To correct my own post above ▲▲▲▲▲▲ it was not quite accurate to say there's no VTA when using a conical stylus, because VTA describes the cantilever more than the stylus. What I should have said is that because of the conical stylus shape, there is no effect when changing the VTA, because it doesn't change the stylus' contact with the groove. (Of course, when you change the VTA by raising or lowering the pickup arm, you are changing the overhang, however slightly.)
Dear @cleeds :                                                                                               "" is there any correlation between stylus shape and a specific alignment method for setting up the cart? In other words, did you ever notice if baerwald or lofgren tends to work better with a given styli? ""

luisfcoimbra was refering to Löfgren A and B alignment and not the overall cartridge set up. 
bimasta goes a step beyond it where your answer was opotune.

Regards and enjoy the MUSIC NOT DISTORTIONS,

For me the biggest advantage of line contact over conical and elliptical is lower IGD and maintenance of HF level at end of record. Especially the latter! This is the main advantage of CD over vinyl AFAIC. The best line contacts (Shibata, Microline) do away with this problem. The record sounds the same all the way through - inner tracks do not sound less crisp than outer tracks. Not so with conical and cheaper ellipticals.
Arguable the ''best shape'' is Van den Hul (aka Gyger I). Van den
Hul designed this stylus for Gyger  but with stipulation to sell
them also under his own name. Hoever his first design was very
difficult to produce (polishing) so he designed Gyger II and
Gyger S(?) ; the latest Gyger stylus. The respective dimensions
are published by van den Hul. He claimed 5000 hour use for the
Gyger I. 
I think rauliruegas has the best handle on this subject. Any cartridge is going to sound better when it is set up properly. Tracking is paramount. The overall sound quality is determined by the design of the cartridge and the manufacturer’s attention to detail. Very tiny detail. 
Setting up a turntable is not rocket science.
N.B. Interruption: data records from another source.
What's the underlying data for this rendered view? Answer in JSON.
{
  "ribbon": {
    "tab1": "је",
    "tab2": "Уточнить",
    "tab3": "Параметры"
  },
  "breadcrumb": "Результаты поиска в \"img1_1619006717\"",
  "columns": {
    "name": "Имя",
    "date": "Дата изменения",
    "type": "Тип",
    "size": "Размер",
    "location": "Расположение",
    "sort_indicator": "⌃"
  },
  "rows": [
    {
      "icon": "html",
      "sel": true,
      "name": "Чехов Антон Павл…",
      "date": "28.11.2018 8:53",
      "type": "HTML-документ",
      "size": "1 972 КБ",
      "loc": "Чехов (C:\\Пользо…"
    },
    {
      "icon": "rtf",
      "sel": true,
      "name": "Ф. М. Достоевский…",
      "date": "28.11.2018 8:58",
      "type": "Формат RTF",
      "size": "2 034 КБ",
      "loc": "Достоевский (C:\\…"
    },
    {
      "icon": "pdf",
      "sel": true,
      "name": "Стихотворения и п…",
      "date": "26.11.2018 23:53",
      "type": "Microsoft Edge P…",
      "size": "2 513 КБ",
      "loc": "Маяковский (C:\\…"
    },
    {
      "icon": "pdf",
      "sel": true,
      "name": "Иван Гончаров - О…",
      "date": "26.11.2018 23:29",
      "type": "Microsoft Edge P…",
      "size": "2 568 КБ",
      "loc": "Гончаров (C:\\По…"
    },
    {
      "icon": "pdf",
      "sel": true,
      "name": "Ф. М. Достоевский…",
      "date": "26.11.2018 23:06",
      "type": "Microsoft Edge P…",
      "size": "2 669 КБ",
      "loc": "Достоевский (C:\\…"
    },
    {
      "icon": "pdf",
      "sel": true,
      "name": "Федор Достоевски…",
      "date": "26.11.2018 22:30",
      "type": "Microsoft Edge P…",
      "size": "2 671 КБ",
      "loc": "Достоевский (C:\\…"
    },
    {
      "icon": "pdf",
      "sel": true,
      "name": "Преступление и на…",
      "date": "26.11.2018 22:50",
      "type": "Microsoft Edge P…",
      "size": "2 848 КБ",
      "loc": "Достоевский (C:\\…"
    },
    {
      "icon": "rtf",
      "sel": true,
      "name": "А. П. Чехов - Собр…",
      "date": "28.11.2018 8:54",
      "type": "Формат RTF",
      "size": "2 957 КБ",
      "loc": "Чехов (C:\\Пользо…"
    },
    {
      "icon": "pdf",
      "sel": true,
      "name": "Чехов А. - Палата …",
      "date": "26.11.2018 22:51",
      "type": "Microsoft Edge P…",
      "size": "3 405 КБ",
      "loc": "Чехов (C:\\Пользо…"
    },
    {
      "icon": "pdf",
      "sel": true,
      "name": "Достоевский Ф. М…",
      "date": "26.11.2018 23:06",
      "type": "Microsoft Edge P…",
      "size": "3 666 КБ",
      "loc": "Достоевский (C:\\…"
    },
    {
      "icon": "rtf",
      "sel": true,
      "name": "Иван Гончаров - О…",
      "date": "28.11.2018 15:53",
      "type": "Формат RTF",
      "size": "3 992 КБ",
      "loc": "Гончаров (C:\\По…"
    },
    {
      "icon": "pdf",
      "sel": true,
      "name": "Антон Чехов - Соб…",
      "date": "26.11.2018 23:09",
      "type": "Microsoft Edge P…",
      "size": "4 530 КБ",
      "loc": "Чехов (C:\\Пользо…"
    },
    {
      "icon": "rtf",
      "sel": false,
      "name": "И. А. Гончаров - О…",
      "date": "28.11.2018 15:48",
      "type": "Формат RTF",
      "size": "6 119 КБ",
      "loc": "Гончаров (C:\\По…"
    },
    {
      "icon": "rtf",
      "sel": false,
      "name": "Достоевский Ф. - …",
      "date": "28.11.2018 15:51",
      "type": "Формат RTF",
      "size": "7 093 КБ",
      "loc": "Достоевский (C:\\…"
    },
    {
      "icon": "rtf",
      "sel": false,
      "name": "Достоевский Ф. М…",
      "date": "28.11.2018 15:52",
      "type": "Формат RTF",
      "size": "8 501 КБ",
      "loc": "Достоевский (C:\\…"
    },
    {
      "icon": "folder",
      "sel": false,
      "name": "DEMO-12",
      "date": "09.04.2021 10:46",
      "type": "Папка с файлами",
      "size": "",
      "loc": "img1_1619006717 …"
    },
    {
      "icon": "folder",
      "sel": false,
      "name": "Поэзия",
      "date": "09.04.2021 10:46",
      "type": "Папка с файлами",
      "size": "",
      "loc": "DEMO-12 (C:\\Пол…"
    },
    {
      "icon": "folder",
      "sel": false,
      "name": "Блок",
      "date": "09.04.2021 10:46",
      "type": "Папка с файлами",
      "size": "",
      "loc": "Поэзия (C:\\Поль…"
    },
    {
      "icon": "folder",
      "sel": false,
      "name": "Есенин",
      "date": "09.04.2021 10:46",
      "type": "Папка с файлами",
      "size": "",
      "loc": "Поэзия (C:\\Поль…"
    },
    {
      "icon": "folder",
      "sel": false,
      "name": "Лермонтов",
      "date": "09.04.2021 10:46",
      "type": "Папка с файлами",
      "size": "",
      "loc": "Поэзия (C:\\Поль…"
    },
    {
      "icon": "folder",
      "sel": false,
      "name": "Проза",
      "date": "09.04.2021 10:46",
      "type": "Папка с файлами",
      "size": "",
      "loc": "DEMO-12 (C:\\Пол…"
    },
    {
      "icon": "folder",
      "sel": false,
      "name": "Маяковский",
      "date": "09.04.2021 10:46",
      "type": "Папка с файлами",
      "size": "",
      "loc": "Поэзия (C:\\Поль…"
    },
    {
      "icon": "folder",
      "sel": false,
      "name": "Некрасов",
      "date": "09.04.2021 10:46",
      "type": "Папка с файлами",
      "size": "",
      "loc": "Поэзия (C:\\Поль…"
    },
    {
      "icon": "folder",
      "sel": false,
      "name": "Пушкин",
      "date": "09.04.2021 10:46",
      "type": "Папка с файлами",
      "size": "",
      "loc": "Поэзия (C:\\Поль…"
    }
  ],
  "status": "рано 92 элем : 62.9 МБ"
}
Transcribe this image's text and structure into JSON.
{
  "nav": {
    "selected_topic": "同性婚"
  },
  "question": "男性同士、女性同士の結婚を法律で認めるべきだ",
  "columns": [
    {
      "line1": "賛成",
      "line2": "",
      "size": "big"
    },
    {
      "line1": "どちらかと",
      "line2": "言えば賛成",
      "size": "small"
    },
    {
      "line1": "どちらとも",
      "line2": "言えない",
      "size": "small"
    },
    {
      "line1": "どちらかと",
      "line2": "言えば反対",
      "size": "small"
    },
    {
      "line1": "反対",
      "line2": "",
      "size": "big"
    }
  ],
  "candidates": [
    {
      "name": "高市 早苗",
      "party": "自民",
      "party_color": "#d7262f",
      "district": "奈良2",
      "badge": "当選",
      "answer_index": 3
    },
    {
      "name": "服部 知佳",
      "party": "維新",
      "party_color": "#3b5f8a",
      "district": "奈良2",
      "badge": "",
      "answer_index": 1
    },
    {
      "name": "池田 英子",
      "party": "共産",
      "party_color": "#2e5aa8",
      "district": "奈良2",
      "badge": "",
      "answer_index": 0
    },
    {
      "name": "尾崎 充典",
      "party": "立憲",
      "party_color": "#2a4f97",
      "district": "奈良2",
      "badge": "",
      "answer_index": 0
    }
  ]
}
Some of us do not want to be bothered so hopefully they have a tech who can do it for them. But I think nobody does it better with more loving care than yourself.